Both the NWHL and PWHPA are fighting for gender equality in professional hockey, as the game doesn’t provide an equal opportunity for everyone simply based on gender identity. However, another lingering injustice speaks to the value of intersectionality.
Following the murder of George Floyd—and many other deaths of Black people —the most significant civil rights protests in over a half-century have erupted across North America. It has sparked conversations about police brutality and systemic racism.
Racism is an issue that transcends sports, but that doesn’t omit the hockey community from taking action. Thus, the NWHL and PWHPA are amplifying marginalized voices in the fight against racism in hockey. Silence has enabled and justified these injustices.
Saroya Tinker—recently selected fourth overall by the Metropolitan Riveters in the 2020 NWHL Draft—shared her experience in hockey as a woman of colour.

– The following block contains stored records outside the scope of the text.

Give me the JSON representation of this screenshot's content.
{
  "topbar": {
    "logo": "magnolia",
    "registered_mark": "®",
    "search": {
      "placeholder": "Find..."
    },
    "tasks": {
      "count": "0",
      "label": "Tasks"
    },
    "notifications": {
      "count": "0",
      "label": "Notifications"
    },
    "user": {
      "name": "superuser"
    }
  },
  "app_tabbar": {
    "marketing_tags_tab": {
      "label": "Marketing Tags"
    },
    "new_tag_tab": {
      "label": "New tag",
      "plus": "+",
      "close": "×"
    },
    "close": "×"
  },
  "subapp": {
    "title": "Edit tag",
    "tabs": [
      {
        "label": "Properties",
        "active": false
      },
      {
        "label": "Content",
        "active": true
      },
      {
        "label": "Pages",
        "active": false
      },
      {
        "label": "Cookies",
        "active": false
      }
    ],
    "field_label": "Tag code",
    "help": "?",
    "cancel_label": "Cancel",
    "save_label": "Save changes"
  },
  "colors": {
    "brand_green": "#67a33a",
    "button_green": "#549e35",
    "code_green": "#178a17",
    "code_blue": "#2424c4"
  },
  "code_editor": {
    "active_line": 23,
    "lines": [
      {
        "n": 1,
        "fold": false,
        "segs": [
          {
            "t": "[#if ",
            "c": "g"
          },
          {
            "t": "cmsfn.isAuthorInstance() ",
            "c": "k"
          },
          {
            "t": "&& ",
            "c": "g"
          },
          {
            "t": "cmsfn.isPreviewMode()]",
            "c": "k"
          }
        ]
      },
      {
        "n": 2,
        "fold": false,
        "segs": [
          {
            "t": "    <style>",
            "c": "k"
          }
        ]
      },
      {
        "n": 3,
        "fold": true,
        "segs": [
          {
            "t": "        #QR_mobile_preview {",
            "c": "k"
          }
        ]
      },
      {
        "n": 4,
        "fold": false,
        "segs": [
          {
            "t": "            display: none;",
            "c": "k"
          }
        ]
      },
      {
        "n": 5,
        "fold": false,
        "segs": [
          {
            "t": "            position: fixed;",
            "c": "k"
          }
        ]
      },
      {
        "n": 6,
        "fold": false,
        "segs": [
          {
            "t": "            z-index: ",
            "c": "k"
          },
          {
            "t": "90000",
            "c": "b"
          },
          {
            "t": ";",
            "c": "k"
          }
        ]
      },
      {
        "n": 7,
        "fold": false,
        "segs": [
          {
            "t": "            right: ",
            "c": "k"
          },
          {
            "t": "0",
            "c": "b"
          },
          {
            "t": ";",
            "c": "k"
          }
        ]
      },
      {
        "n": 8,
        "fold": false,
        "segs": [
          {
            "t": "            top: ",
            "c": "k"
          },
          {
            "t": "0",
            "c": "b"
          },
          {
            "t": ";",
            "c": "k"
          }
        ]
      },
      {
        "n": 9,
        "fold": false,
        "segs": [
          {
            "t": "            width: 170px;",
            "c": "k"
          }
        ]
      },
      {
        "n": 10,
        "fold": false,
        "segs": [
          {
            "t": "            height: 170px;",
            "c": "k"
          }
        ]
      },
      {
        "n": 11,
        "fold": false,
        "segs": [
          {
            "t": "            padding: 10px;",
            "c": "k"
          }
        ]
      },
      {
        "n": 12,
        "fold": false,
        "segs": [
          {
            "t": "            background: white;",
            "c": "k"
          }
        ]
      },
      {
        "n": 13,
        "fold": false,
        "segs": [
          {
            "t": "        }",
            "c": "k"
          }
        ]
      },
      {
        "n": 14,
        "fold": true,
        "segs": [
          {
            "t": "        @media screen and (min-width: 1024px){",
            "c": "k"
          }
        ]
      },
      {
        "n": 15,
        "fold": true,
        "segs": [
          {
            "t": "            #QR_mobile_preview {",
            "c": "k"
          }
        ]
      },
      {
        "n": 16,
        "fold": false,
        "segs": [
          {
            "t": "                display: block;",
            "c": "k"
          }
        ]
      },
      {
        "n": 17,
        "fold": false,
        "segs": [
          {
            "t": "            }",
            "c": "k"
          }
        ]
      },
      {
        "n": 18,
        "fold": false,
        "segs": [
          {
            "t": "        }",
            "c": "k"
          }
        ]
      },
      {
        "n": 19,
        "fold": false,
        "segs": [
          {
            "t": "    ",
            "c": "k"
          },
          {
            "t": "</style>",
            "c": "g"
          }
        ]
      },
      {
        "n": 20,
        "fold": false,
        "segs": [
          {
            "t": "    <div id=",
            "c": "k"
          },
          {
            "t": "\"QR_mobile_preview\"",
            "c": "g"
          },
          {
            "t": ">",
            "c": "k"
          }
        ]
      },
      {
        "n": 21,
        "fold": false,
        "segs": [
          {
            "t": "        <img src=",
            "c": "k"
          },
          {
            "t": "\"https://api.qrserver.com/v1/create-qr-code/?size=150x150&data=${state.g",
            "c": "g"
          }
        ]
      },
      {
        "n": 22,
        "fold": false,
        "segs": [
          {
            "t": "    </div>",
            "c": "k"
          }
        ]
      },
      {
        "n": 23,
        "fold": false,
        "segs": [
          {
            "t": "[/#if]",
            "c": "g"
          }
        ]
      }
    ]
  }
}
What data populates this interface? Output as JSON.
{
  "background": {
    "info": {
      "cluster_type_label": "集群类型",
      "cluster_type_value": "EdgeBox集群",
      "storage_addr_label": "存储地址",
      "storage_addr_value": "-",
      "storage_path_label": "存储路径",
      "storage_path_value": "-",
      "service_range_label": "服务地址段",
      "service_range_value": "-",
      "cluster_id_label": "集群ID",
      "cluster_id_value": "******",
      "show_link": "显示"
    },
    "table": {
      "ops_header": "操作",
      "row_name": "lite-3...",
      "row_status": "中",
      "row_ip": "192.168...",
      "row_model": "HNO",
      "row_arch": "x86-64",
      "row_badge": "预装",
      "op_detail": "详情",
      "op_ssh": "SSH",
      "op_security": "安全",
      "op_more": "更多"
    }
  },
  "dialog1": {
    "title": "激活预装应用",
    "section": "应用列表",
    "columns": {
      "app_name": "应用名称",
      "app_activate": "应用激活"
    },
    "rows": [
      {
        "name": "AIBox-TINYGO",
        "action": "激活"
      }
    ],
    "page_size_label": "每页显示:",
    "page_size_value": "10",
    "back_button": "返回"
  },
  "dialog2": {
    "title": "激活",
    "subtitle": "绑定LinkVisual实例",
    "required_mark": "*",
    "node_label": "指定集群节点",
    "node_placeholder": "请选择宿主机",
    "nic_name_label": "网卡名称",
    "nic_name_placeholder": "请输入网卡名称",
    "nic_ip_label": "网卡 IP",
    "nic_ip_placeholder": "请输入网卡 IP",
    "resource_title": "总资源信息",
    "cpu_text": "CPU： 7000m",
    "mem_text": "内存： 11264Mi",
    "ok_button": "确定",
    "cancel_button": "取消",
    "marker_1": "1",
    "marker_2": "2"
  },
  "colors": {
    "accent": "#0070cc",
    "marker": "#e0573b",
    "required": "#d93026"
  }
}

Not only is her gender a barrier, but Tinker has also felt unwelcome in hockey due to her skin colour.
“Some of my former teammates lack the understanding of the African-American community and that of white supremacy,” Tinker said in her personalized statement on Twitter. “[…] In this case, I am, and always will be, inferior to my White teammates.”
Sarah Nurse—a member of the PWHPA and Team Canada—also spoke out regarding racism in society. She referred to George Floyd’s murder as yet another example of devaluing Black lives, urging people to incorporate anti-racism in their everyday lives.
Blake Bolden—a member of the PWHPA and the first Black player in the NWHL—has engaged in deep conversations about racism in hockey. Along with Nurse, Bolden was featured in The Hockey News and also appeared on Sports Talk with Erica L. Ayala.
If you’re looking for valuable resources on the matter, Jashvina Shah has published information on how to be an ally through education, action and support. There’s also a thorough guide on ways you can help in becoming anti-racist as opposed to “not racist.”
Featured photo taken by Jessica Rinaldi/The Boston Globe